“The thing about it is, when the church steps forward and begins to serve, it leads the way for everyone to start serving,” Winn says. “Our ultimate goal is to get neighbors helping neighbors.”
When volunteers show up at homes, sometimes curious neighbors come over to learn what’s really happening.
“Our goal is instead of people calling the city is for them to step up and say, well, I can do that – like they do in small towns,” he says. The groups also work to provide mentors and tutors at Shawnee schools. Fittingly, they offer a spiritual support team that promotes peace and a volunteer chaplain program for police and fire departments.
The churches recently brought in a chaplain instructor. Winn said they invited regional churches to participate. They trained more than 20 chaplains from surrounding cities and counties. Religious leaders acknowledge that the overall program has been a learning experience for everyone. Cross Points Church startled city officials recently by blanketing them with notes of prayer, encouragement and thanks.

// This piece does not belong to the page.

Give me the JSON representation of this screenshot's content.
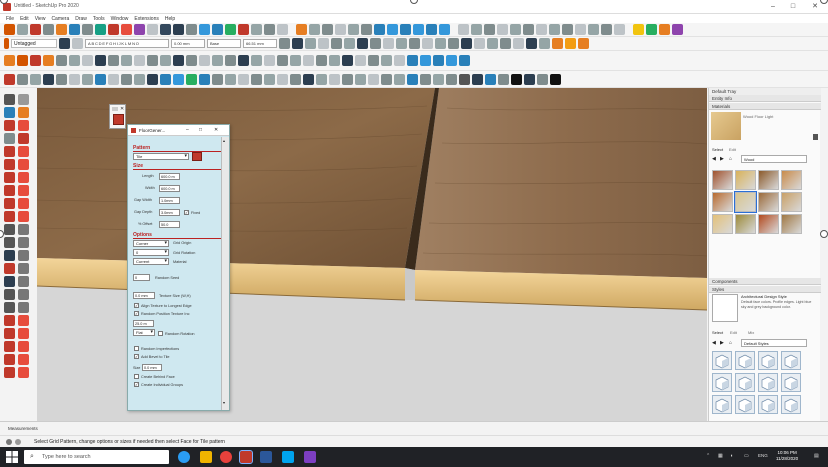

“The first time it happened, they didn’t know what was going on,” Winn says. “It really freaked them out. Then they realized that, no, we’re just supporting you.”
Winn says they’re careful not to overstep the division of church and state.
“Our goal is not to go in and proselytize. Our goal is simply to go and serve and meet the needs knowing that the reason why we do this is because of our faith,” he says. “That’s what Jesus said, ‘I’ve come to serve not to be served.’
“So when we the church follow Jesus and we go out and do what he did – go out and serve instead of waiting for the city to come serve us – good things happen.”
—Dawn Bormann Novascone is a freelance journalist based in Kansas City who spent 15 years covering news at The Kansas City Star.